## ABOUT THIS TASK
Filter the lines below, keeping each one that holds "Начальная".

--- PROVIDED RECORDS Enclosed Below ---

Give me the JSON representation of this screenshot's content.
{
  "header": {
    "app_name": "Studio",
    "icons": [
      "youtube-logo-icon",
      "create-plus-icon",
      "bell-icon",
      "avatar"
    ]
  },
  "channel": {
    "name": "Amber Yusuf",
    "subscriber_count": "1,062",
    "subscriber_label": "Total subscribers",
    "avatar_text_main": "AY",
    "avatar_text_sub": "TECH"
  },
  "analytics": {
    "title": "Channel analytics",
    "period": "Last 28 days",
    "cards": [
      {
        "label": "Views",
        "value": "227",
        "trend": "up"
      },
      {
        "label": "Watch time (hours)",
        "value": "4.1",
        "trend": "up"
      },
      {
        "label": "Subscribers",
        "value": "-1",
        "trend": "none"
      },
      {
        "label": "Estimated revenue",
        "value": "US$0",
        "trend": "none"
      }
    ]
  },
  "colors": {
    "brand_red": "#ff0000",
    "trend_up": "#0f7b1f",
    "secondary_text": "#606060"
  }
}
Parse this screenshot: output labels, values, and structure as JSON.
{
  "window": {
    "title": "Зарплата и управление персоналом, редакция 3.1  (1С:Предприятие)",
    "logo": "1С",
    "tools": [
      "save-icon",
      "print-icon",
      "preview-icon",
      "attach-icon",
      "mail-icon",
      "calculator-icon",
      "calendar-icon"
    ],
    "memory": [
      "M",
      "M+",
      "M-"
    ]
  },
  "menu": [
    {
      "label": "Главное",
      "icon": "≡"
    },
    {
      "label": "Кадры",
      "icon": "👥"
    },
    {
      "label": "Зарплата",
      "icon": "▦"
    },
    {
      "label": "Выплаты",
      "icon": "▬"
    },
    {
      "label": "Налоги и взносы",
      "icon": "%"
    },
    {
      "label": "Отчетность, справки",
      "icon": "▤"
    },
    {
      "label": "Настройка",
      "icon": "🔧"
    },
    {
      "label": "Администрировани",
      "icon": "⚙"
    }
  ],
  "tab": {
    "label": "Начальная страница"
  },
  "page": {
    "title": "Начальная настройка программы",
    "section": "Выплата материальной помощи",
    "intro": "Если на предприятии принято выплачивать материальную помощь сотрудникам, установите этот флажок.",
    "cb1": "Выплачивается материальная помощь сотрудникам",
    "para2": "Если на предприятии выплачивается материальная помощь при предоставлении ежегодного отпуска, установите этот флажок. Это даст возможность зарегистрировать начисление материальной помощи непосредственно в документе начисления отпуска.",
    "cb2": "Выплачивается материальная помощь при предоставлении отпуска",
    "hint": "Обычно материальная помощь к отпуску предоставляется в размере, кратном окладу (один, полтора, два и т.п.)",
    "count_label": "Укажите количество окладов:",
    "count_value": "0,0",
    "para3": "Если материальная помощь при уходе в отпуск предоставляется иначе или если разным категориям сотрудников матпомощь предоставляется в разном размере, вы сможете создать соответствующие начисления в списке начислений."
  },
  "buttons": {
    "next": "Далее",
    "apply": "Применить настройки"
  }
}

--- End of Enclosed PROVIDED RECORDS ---

## RESPONSE FOR THIS EXERCISE
    "label": "Начальная страница"
    "title": "Начальная настройка программы",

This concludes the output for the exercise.